Element data from apps and pages
[Start of section]
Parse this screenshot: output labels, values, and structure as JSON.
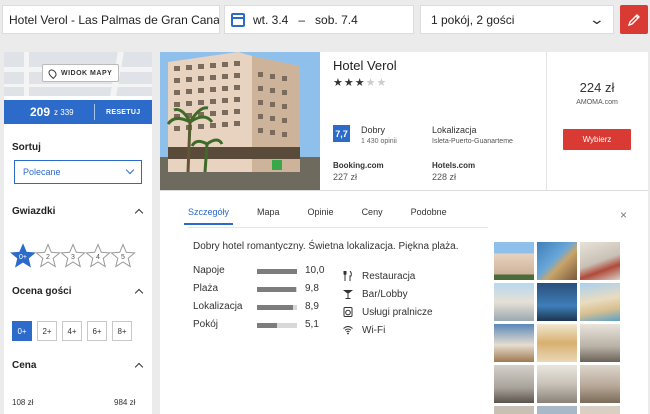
{
  "search": {
    "destination": "Hotel Verol - Las Palmas de Gran Canar",
    "date_from": "wt. 3.4",
    "date_sep": "–",
    "date_to": "sob. 7.4",
    "rooms_guests": "1 pokój, 2 gości",
    "edit_color": "#d93a33"
  },
  "sidebar": {
    "map_button": "WIDOK MAPY",
    "price_filter": {
      "from": "209",
      "to_label": "z 339",
      "reset": "RESETUJ"
    },
    "sort": {
      "label": "Sortuj",
      "selected": "Polecane"
    },
    "stars": {
      "label": "Gwiazdki",
      "options": [
        "0+",
        "2",
        "3",
        "4",
        "5"
      ],
      "selected_index": 0
    },
    "guest_rating": {
      "label": "Ocena gości",
      "options": [
        "0+",
        "2+",
        "4+",
        "6+",
        "8+"
      ],
      "selected_index": 0
    },
    "price": {
      "label": "Cena",
      "min": "108 zł",
      "max": "984 zł"
    }
  },
  "hotel": {
    "name": "Hotel Verol",
    "stars": 3,
    "stars_max": 5,
    "score": "7,7",
    "score_word": "Dobry",
    "reviews": "1 430 opinii",
    "location_title": "Lokalizacja",
    "location_value": "Isleta-Puerto-Guanarteme",
    "offers": [
      {
        "site": "Booking.com",
        "price": "227 zł"
      },
      {
        "site": "Hotels.com",
        "price": "228 zł"
      }
    ],
    "best_price": "224 zł",
    "best_site": "AMOMA.com",
    "book_button": "Wybierz"
  },
  "details": {
    "tabs": [
      "Szczegóły",
      "Mapa",
      "Opinie",
      "Ceny",
      "Podobne"
    ],
    "active_tab": 0,
    "summary": "Dobry hotel romantyczny. Świetna lokalizacja. Piękna plaża.",
    "metrics": [
      {
        "label": "Napoje",
        "value": "10,0",
        "score": 10.0
      },
      {
        "label": "Plaża",
        "value": "9,8",
        "score": 9.8
      },
      {
        "label": "Lokalizacja",
        "value": "8,9",
        "score": 8.9
      },
      {
        "label": "Pokój",
        "value": "5,1",
        "score": 5.1
      }
    ],
    "amenities": [
      {
        "label": "Restauracja",
        "icon": "restaurant-icon"
      },
      {
        "label": "Bar/Lobby",
        "icon": "cocktail-icon"
      },
      {
        "label": "Usługi pralnicze",
        "icon": "laundry-icon"
      },
      {
        "label": "Wi-Fi",
        "icon": "wifi-icon"
      }
    ],
    "close": "×"
  },
  "colors": {
    "accent": "#2c6bc9",
    "cta": "#d93a33"
  }
}
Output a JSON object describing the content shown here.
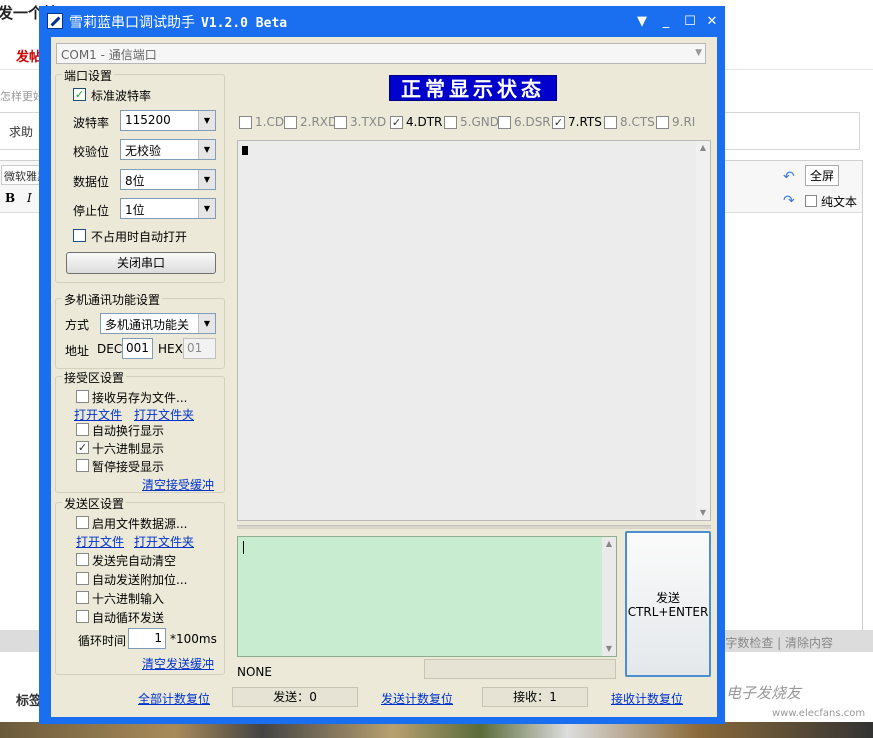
{
  "background_page": {
    "heading": "发一个帖子",
    "tab_label": "发帖",
    "hint_text": "怎样更好",
    "question_label": "求助",
    "font_name": "微软雅黑",
    "bold_label": "B",
    "italic_label": "I",
    "fullscreen_label": "全屏",
    "plain_text_label": "纯文本",
    "status_links": "字数检查 | 清除内容",
    "tags_label": "标签",
    "watermark": "电子发烧友",
    "watermark_url": "www.elecfans.com"
  },
  "window": {
    "title": "雪莉蓝串口调试助手",
    "version": "V1.2.0 Beta",
    "controls": [
      "▼",
      "_",
      "☐",
      "✕"
    ]
  },
  "port_combo": {
    "value": "COM1 - 通信端口",
    "arrow": "▼"
  },
  "port_settings": {
    "title": "端口设置",
    "standard_baud": {
      "label": "标准波特率",
      "checked": true
    },
    "baud": {
      "label": "波特率",
      "value": "115200"
    },
    "parity": {
      "label": "校验位",
      "value": "无校验"
    },
    "data_bits": {
      "label": "数据位",
      "value": "8位"
    },
    "stop_bits": {
      "label": "停止位",
      "value": "1位"
    },
    "auto_open": {
      "label": "不占用时自动打开",
      "checked": false
    },
    "close_button": "关闭串口"
  },
  "multi": {
    "title": "多机通讯功能设置",
    "mode_label": "方式",
    "mode_value": "多机通讯功能关",
    "addr_label": "地址",
    "dec_label": "DEC",
    "dec_value": "001",
    "hex_label": "HEX",
    "hex_value": "01"
  },
  "receive": {
    "title": "接受区设置",
    "save_to_file": {
      "label": "接收另存为文件...",
      "checked": false
    },
    "open_file": "打开文件",
    "open_folder": "打开文件夹",
    "auto_newline": {
      "label": "自动换行显示",
      "checked": false
    },
    "hex_display": {
      "label": "十六进制显示",
      "checked": true
    },
    "pause": {
      "label": "暂停接受显示",
      "checked": false
    },
    "clear": "清空接受缓冲"
  },
  "send": {
    "title": "发送区设置",
    "file_source": {
      "label": "启用文件数据源...",
      "checked": false
    },
    "open_file": "打开文件",
    "open_folder": "打开文件夹",
    "auto_clear": {
      "label": "发送完自动清空",
      "checked": false
    },
    "append_bits": {
      "label": "自动发送附加位...",
      "checked": false
    },
    "hex_input": {
      "label": "十六进制输入",
      "checked": false
    },
    "loop": {
      "label": "自动循环发送",
      "checked": false
    },
    "cycle_label": "循环时间",
    "cycle_value": "1",
    "cycle_unit": "*100ms",
    "clear": "清空发送缓冲"
  },
  "banner": "正常显示状态",
  "signals": [
    {
      "label": "1.CD",
      "checked": false
    },
    {
      "label": "2.RXD",
      "checked": false
    },
    {
      "label": "3.TXD",
      "checked": false
    },
    {
      "label": "4.DTR",
      "checked": true
    },
    {
      "label": "5.GND",
      "checked": false
    },
    {
      "label": "6.DSR",
      "checked": false
    },
    {
      "label": "7.RTS",
      "checked": true
    },
    {
      "label": "8.CTS",
      "checked": false
    },
    {
      "label": "9.RI",
      "checked": false
    }
  ],
  "send_button": {
    "line1": "发送",
    "line2": "CTRL+ENTER"
  },
  "status": "NONE",
  "footer": {
    "reset_all": "全部计数复位",
    "sent_label": "发送：",
    "sent_value": "0",
    "reset_sent": "发送计数复位",
    "recv_label": "接收：",
    "recv_value": "1",
    "reset_recv": "接收计数复位"
  }
}
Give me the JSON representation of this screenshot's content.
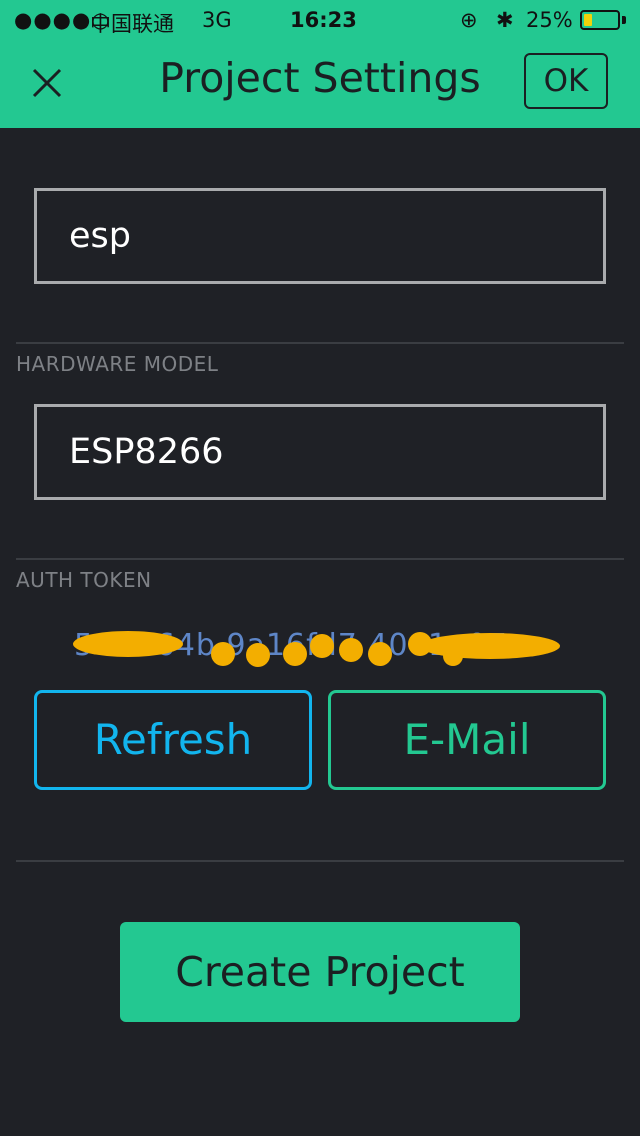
{
  "status_bar": {
    "signal": "●●●●○",
    "carrier": "中国联通",
    "network": "3G",
    "time": "16:23",
    "lock_icon": "⊕",
    "bluetooth_icon": "✱",
    "battery_percent": "25%",
    "battery_level": 0.25
  },
  "header": {
    "close_icon": "close-icon",
    "title": "Project Settings",
    "ok_label": "OK",
    "background": "#23c891"
  },
  "project": {
    "name_value": "esp"
  },
  "hardware": {
    "section_label": "HARDWARE MODEL",
    "model_value": "ESP8266"
  },
  "auth": {
    "section_label": "AUTH TOKEN",
    "token_visible": "5       f4e64b 9a16fd7    40e1e07"
  },
  "actions": {
    "refresh_label": "Refresh",
    "email_label": "E-Mail",
    "create_label": "Create Project"
  },
  "colors": {
    "accent_green": "#23c891",
    "accent_blue": "#12b5ee",
    "background": "#1f2126",
    "redaction": "#f3ae00"
  }
}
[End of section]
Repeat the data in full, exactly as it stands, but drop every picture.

Parse this screenshot: output labels, values, and structure as JSON.
{
  "search": {
    "destination": "Hotel Verol - Las Palmas de Gran Canar",
    "date_from": "wt. 3.4",
    "date_sep": "–",
    "date_to": "sob. 7.4",
    "rooms_guests": "1 pokój, 2 gości",
    "edit_color": "#d93a33"
  },
  "sidebar": {
    "map_button": "WIDOK MAPY",
    "price_filter": {
      "from": "209",
      "to_label": "z 339",
      "reset": "RESETUJ"
    },
    "sort": {
      "label": "Sortuj",
      "selected": "Polecane"
    },
    "stars": {
      "label": "Gwiazdki",
      "options": [
        "0+",
        "2",
        "3",
        "4",
        "5"
      ],
      "selected_index": 0
    },
    "guest_rating": {
      "label": "Ocena gości",
      "options": [
        "0+",
        "2+",
        "4+",
        "6+",
        "8+"
      ],
      "selected_index": 0
    },
    "price": {
      "label": "Cena",
      "min": "108 zł",
      "max": "984 zł"
    }
  },
  "hotel": {
    "name": "Hotel Verol",
    "stars": 3,
    "stars_max": 5,
    "score": "7,7",
    "score_word": "Dobry",
    "reviews": "1 430 opinii",
    "location_title": "Lokalizacja",
    "location_value": "Isleta-Puerto-Guanarteme",
    "offers": [
      {
        "site": "Booking.com",
        "price": "227 zł"
      },
      {
        "site": "Hotels.com",
        "price": "228 zł"
      }
    ],
    "best_price": "224 zł",
    "best_site": "AMOMA.com",
    "book_button": "Wybierz"
  },
  "details": {
    "tabs": [
      "Szczegóły",
      "Mapa",
      "Opinie",
      "Ceny",
      "Podobne"
    ],
    "active_tab": 0,
    "summary": "Dobry hotel romantyczny. Świetna lokalizacja. Piękna plaża.",
    "metrics": [
      {
        "label": "Napoje",
        "value": "10,0",
        "score": 10.0
      },
      {
        "label": "Plaża",
        "value": "9,8",
        "score": 9.8
      },
      {
        "label": "Lokalizacja",
        "value": "8,9",
        "score": 8.9
      },
      {
        "label": "Pokój",
        "value": "5,1",
        "score": 5.1
      }
    ],
    "amenities": [
      {
        "label": "Restauracja",
        "icon": "restaurant-icon"
      },
      {
        "label": "Bar/Lobby",
        "icon": "cocktail-icon"
      },
      {
        "label": "Usługi pralnicze",
        "icon": "laundry-icon"
      },
      {
        "label": "Wi-Fi",
        "icon": "wifi-icon"
      }
    ],
    "close": "×"
  },
  "colors": {
    "accent": "#2c6bc9",
    "cta": "#d93a33"
  }
}
Output a JSON object describing the content shown here.
{
  "background_page": {
    "heading": "发一个帖子",
    "tab_label": "发帖",
    "hint_text": "怎样更好",
    "question_label": "求助",
    "font_name": "微软雅黑",
    "bold_label": "B",
    "italic_label": "I",
    "fullscreen_label": "全屏",
    "plain_text_label": "纯文本",
    "status_links": "字数检查 | 清除内容",
    "tags_label": "标签",
    "watermark": "电子发烧友",
    "watermark_url": "www.elecfans.com"
  },
  "window": {
    "title": "雪莉蓝串口调试助手",
    "version": "V1.2.0 Beta",
    "controls": [
      "▼",
      "_",
      "☐",
      "✕"
    ]
  },
  "port_combo": {
    "value": "COM1 - 通信端口",
    "arrow": "▼"
  },
  "port_settings": {
    "title": "端口设置",
    "standard_baud": {
      "label": "标准波特率",
      "checked": true
    },
    "baud": {
      "label": "波特率",
      "value": "115200"
    },
    "parity": {
      "label": "校验位",
      "value": "无校验"
    },
    "data_bits": {
      "label": "数据位",
      "value": "8位"
    },
    "stop_bits": {
      "label": "停止位",
      "value": "1位"
    },
    "auto_open": {
      "label": "不占用时自动打开",
      "checked": false
    },
    "close_button": "关闭串口"
  },
  "multi": {
    "title": "多机通讯功能设置",
    "mode_label": "方式",
    "mode_value": "多机通讯功能关",
    "addr_label": "地址",
    "dec_label": "DEC",
    "dec_value": "001",
    "hex_label": "HEX",
    "hex_value": "01"
  },
  "receive": {
    "title": "接受区设置",
    "save_to_file": {
      "label": "接收另存为文件...",
      "checked": false
    },
    "open_file": "打开文件",
    "open_folder": "打开文件夹",
    "auto_newline": {
      "label": "自动换行显示",
      "checked": false
    },
    "hex_display": {
      "label": "十六进制显示",
      "checked": true
    },
    "pause": {
      "label": "暂停接受显示",
      "checked": false
    },
    "clear": "清空接受缓冲"
  },
  "send": {
    "title": "发送区设置",
    "file_source": {
      "label": "启用文件数据源...",
      "checked": false
    },
    "open_file": "打开文件",
    "open_folder": "打开文件夹",
    "auto_clear": {
      "label": "发送完自动清空",
      "checked": false
    },
    "append_bits": {
      "label": "自动发送附加位...",
      "checked": false
    },
    "hex_input": {
      "label": "十六进制输入",
      "checked": false
    },
    "loop": {
      "label": "自动循环发送",
      "checked": false
    },
    "cycle_label": "循环时间",
    "cycle_value": "1",
    "cycle_unit": "*100ms",
    "clear": "清空发送缓冲"
  },
  "banner": "正常显示状态",
  "signals": [
    {
      "label": "1.CD",
      "checked": false
    },
    {
      "label": "2.RXD",
      "checked": false
    },
    {
      "label": "3.TXD",
      "checked": false
    },
    {
      "label": "4.DTR",
      "checked": true
    },
    {
      "label": "5.GND",
      "checked": false
    },
    {
      "label": "6.DSR",
      "checked": false
    },
    {
      "label": "7.RTS",
      "checked": true
    },
    {
      "label": "8.CTS",
      "checked": false
    },
    {
      "label": "9.RI",
      "checked": false
    }
  ],
  "send_button": {
    "line1": "发送",
    "line2": "CTRL+ENTER"
  },
  "status": "NONE",
  "footer": {
    "reset_all": "全部计数复位",
    "sent_label": "发送：",
    "sent_value": "0",
    "reset_sent": "发送计数复位",
    "recv_label": "接收：",
    "recv_value": "1",
    "reset_recv": "接收计数复位"
  }
}
Give me the JSON representation of this screenshot's content.
{
  "status_bar": {
    "signal": "●●●●○",
    "carrier": "中国联通",
    "network": "3G",
    "time": "16:23",
    "lock_icon": "⊕",
    "bluetooth_icon": "✱",
    "battery_percent": "25%",
    "battery_level": 0.25
  },
  "header": {
    "close_icon": "close-icon",
    "title": "Project Settings",
    "ok_label": "OK",
    "background": "#23c891"
  },
  "project": {
    "name_value": "esp"
  },
  "hardware": {
    "section_label": "HARDWARE MODEL",
    "model_value": "ESP8266"
  },
  "auth": {
    "section_label": "AUTH TOKEN",
    "token_visible": "5       f4e64b 9a16fd7    40e1e07"
  },
  "actions": {
    "refresh_label": "Refresh",
    "email_label": "E-Mail",
    "create_label": "Create Project"
  },
  "colors": {
    "accent_green": "#23c891",
    "accent_blue": "#12b5ee",
    "background": "#1f2126",
    "redaction": "#f3ae00"
  }
}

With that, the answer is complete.